Utility support letters have been provided from utilities across the United States, Canada, and Australia. These utilities were selected based on their experience with early warning systems and source water control strategies and/or have expressed interest in the innovative research areas proposed in this project (i.e. ATP monitoring, and control of benthic cyanobacteria).

 

WaterRA-WRF Algal Bloom Utility Focus work-meeting & workshop

Water Research Australia (WaterRA) and The Water Research Foundation (WRF) are holding an Algal Bloom Utility Focus work-meeting and workshop on Thursday 2nd April 2020 at Melbourne Water Docklands offices (990 La Trobe St, Docklands VIC 3008) from 9am to 5pm. This event is part of WaterRA contribution to The WRF#4912 project titled “Developing Guidance for Assessment & Evaluation of Harmful Algal Blooms & Implementation of Control Strategies in Source Water”. During this event the project team (from Australia, USA and Canada) will share the project progress and achievements, Australian utilities will be provided with the opportunity to share their algal management challenges and experiences, and future research and collaboration opportunities to address Australian utilities needs will be defined. To prepare for the workshop and help us collect the relevant information would you please complete the following brief survey: https://www.surveymonkey.com/r/Y69JSL8

 

Algal Bloom Management Webinar 

This webinar explores:
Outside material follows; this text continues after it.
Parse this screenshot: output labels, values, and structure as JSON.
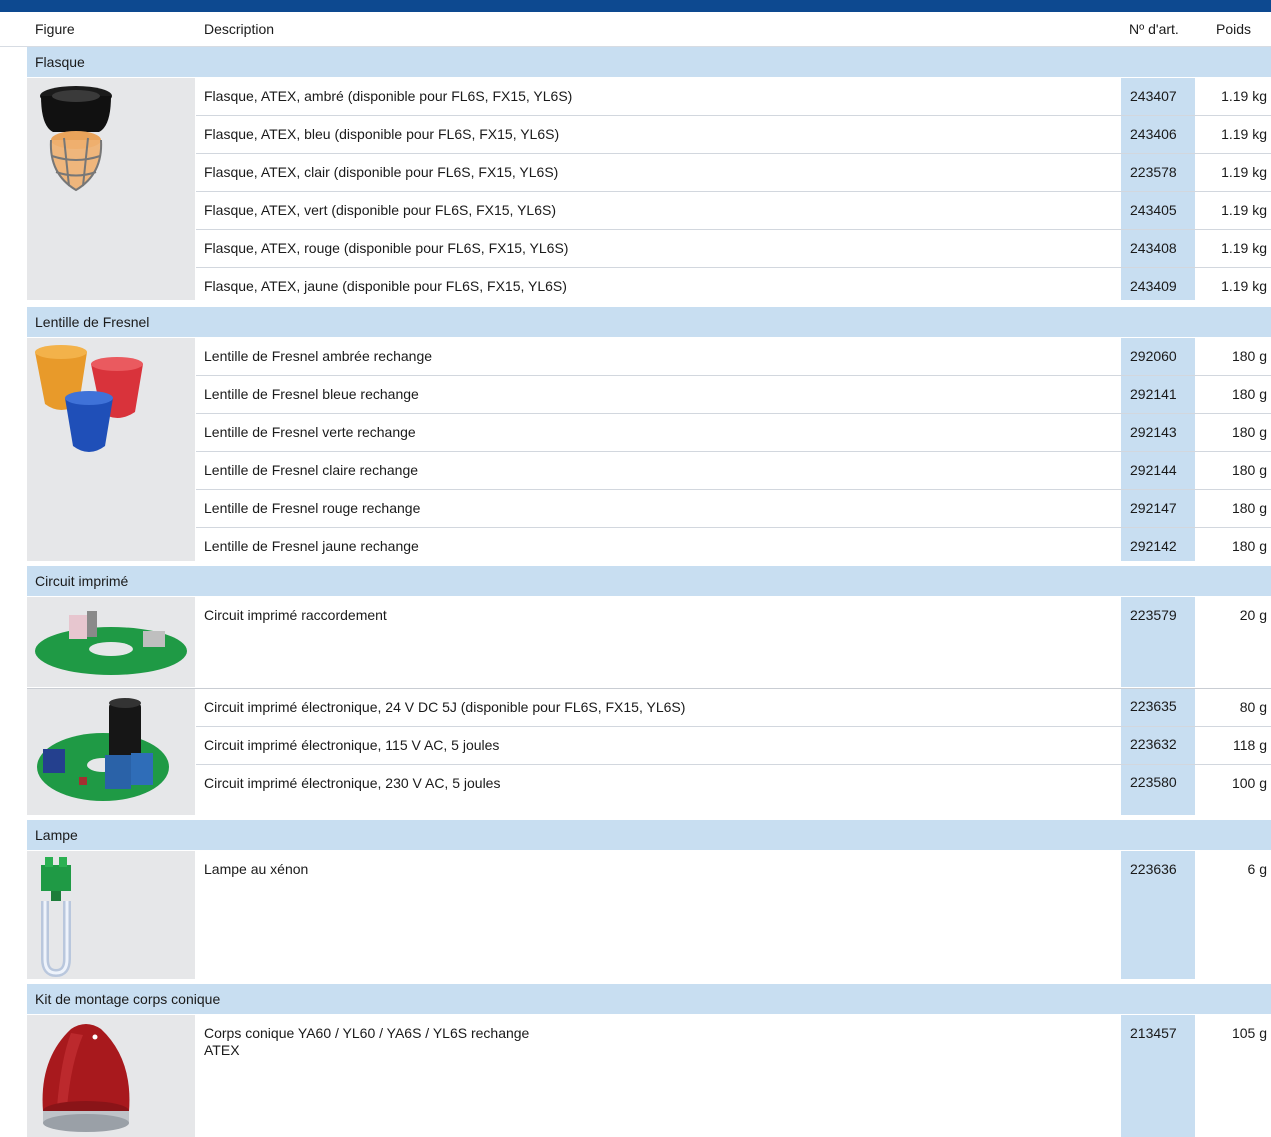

  • Key developments in our knowledge and management of cyanobacteria blooms
  • Understanding timing, severity and risk of toxic cyanobacteria blooms
  • The importance of fit-for-purpose technologies, and appropriate deployment strategies, for monitoring, mitigation and management of blooms
  • New research and the ways you can become involved:
    • ‘Guidance on evaluation of harmful algal blooms and implementation of control strategies’,
    • ‘Protocols for performance assessments of monitoring and treatment technologies’

Please note the webinar is now SOLD OUT

The webinar will be recorded and the recording will be provided to registered attendees 7 days after the event

If you would like a copy of the webinar recording, please email Arash Zamyadi